This article was originally published in CFP – Let’s Make a Plan
Many people know about the gender wage gap, but do you know about the gender wealth gap? The wage gap has remained relatively stable in the United States over the past 20 years or so — on average, women earned 82% for every dollar men earned in 2022. A woman working full time for 40 years will lose out on $470,000 due to the wage gap. These losses are even worse when you specifically look at Black and Hispanic women.
The wage gap feeds into the wealth gap, since it doesn’t just impact women’s day-to-day spending — it also compounds over time. That makes the wealth gap considerably larger than the wage gap. One study found that the women respondents had just 55 cents in median wealth for every dollar of wealth owned by men respondents.
So, how does the wealth gap impact your financial planning?
Net worth should be taken into consideration when planning your finances. A study from the U.S. Census Bureau shows the median wealth of single women is lower than that of single men.
Women have commonly owned less wealth than men due to historical and ongoing factors like employment discrimination, lack of access to credit and barriers to property ownership. In the 90’s when I wanted to buy my first home, the loan officer told me that the bank did not like giving mortgages to single women. I believe we have come a long way from this, but there are still many systemic factors that make it more difficult for women to accumulate and build wealth.
LONGER LIFE EXPECTANCY AND HIGHER MEDICAL EXPENSES
Women statistically live longer, so we need more money in retirement. To put things into perspective, I always say a woman could be in retirement for more years than she has worked. In addition, women tend to spend more money on healthcare than men throughout their life, including in retirement. Financial plans should take those timelines and higher expenses into account.
PUTTING OTHERS FIRST

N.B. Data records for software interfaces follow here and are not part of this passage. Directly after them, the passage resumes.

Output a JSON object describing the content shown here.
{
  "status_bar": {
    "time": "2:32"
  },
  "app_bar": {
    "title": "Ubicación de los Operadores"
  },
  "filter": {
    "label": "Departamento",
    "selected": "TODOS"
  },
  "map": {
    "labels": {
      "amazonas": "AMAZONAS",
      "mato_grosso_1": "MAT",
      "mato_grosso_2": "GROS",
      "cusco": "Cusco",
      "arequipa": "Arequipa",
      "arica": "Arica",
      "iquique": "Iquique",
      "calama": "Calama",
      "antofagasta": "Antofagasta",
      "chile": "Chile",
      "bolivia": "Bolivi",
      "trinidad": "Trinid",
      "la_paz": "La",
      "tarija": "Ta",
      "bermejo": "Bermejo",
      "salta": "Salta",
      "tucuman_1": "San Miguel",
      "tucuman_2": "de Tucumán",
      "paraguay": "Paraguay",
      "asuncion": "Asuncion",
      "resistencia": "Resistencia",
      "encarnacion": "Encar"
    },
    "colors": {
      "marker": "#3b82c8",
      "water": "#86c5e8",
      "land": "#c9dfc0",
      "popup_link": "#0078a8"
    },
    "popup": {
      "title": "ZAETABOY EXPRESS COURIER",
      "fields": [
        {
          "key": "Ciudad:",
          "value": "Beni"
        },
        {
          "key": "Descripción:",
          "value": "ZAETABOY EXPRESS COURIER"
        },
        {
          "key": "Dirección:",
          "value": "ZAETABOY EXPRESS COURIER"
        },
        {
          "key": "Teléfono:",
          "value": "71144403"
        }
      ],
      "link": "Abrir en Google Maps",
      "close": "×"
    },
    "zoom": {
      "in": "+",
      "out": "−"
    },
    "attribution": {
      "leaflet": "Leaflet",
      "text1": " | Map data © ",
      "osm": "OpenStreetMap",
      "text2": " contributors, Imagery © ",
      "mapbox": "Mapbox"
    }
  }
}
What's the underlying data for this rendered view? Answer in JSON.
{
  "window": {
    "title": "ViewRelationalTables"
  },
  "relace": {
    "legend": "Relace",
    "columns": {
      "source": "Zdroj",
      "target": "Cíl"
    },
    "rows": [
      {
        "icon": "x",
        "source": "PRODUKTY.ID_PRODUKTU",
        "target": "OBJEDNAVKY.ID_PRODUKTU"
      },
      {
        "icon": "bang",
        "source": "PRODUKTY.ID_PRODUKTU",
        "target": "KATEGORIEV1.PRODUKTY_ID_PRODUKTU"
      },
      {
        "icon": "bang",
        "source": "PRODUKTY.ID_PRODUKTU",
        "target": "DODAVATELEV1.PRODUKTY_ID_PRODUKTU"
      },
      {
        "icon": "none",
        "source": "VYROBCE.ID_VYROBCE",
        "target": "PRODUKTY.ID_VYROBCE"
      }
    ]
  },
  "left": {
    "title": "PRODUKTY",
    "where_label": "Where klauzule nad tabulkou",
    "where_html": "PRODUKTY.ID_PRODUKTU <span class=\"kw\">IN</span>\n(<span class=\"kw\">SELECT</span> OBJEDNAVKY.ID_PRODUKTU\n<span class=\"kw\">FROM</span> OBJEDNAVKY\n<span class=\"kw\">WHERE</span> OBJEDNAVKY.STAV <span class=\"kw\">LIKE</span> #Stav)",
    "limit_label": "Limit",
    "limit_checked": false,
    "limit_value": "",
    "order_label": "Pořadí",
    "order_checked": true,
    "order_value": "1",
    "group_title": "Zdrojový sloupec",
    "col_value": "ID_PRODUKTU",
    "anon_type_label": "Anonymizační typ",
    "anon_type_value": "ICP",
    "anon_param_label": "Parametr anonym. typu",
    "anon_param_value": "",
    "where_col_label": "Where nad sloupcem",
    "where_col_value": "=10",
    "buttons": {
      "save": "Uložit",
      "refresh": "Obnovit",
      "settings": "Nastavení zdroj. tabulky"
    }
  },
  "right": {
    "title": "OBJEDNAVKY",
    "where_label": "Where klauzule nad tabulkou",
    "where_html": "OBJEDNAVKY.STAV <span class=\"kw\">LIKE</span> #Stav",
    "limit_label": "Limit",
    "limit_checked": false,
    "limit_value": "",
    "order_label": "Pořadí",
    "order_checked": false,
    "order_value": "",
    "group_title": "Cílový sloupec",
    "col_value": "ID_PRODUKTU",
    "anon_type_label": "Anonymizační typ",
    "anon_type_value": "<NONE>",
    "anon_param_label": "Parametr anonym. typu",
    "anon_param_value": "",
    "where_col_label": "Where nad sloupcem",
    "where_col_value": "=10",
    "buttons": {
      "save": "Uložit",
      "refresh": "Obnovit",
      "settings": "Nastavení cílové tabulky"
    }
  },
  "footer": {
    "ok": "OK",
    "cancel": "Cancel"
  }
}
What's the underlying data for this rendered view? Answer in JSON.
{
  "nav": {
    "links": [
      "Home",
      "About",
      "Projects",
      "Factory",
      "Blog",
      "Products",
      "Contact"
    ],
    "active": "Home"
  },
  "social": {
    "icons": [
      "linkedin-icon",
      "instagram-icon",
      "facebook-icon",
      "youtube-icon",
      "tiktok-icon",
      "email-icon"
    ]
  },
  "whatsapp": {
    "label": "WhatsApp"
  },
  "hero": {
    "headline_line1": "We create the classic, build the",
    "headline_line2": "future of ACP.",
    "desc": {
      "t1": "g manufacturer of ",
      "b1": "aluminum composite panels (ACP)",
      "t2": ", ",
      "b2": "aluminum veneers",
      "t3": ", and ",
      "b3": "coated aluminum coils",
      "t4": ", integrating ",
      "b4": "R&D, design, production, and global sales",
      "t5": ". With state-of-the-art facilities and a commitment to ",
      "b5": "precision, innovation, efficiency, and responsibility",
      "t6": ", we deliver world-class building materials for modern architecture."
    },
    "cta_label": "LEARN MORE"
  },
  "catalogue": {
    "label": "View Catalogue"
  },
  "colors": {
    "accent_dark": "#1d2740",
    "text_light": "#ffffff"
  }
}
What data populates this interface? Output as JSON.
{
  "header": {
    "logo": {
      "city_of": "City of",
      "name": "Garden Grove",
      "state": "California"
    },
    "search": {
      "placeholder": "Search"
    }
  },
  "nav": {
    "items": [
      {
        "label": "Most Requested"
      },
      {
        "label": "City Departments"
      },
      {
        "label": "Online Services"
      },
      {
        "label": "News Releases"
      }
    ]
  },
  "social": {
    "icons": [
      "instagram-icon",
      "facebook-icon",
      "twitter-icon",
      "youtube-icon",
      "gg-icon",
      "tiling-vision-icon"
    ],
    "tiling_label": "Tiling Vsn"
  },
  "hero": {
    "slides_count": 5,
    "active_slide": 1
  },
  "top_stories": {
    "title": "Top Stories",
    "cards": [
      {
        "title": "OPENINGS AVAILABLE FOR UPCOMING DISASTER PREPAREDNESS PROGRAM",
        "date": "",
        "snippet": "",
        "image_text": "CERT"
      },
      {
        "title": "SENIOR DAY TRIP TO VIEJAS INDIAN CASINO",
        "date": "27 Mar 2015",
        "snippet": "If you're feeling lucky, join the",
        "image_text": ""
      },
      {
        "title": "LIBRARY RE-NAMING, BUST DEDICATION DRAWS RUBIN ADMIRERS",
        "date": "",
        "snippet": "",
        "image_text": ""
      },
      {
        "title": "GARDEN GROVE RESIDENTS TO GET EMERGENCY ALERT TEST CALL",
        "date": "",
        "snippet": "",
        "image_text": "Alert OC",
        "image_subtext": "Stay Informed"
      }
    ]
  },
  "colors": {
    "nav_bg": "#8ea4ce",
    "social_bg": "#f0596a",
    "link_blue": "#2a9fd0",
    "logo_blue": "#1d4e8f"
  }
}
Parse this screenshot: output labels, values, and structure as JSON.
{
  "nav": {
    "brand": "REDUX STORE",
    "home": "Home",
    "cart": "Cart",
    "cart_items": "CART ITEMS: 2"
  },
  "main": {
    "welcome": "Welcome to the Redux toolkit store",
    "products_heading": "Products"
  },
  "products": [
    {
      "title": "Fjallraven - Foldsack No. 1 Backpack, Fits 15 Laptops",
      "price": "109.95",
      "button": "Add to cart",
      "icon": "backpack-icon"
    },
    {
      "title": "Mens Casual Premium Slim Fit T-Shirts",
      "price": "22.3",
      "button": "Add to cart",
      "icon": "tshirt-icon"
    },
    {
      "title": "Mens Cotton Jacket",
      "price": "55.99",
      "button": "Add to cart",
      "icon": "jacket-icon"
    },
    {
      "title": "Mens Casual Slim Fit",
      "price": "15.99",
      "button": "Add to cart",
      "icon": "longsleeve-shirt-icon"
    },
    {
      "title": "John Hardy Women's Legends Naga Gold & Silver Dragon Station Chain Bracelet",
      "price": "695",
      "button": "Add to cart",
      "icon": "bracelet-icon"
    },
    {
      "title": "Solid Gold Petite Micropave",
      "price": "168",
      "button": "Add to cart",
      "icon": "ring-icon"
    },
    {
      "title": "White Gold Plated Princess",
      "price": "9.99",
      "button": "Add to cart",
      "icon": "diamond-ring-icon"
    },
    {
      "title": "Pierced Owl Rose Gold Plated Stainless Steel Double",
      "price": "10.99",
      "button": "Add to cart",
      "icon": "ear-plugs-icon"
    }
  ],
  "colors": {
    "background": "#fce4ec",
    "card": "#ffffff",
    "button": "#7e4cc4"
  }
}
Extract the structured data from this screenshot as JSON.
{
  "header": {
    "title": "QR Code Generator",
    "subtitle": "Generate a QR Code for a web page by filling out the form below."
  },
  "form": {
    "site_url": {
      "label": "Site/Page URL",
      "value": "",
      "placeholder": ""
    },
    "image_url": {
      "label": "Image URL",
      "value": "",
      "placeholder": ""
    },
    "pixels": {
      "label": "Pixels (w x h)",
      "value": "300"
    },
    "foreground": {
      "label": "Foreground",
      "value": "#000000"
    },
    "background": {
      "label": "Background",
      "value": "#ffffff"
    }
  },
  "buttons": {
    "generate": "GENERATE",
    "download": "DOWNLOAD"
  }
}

Women make up the bulk of caregivers and they tend to spend far more time providing care than men do. This affects earnings, promotions and Social Security wages. It’s difficult to make money, save money or plan for your money when so much of your time is spent caring for others.
Financial plans must address caregiving, whether it’s budgeting to care for a loved one with a disability or for aging parents.
When it comes to motherhood, I have personally seen moms choose not fund their own retirement in order to give their children “stuff” or fund their 529 college savings plans, compounding their personal wealth gap. I always tell them, “You can borrow for college, but you can’t borrow for retirement.”
RETIREMENT SAVINGS AND INVESTMENTS
Research from the TIAA Institute found that women have 30% less in retirement income than men. This is due to a few different factors, including the wage gap discussed above, the fact that women take more time out of the workforce due to caregiving, and women’s tendency to invest less for a variety of reasons.
So, what can we do to remedy this?
A great first step to addressing the impacts of the wealth gap is that women should be working with a CFP® professional who can guide them and be their financial advocate. Many women are great planners, most of them just don’t think about planning for retirement or know that growing their net worth is something they can plan.
The good news is that it is getting better, albeit slowly. More women manage their own finances and women are poised to inherit $30 trillion in assets over the next decade.
I believe women would benefit tremendously from a financial planning roadmap. Find your CFP® professional today at LetsMakeAPlan.org.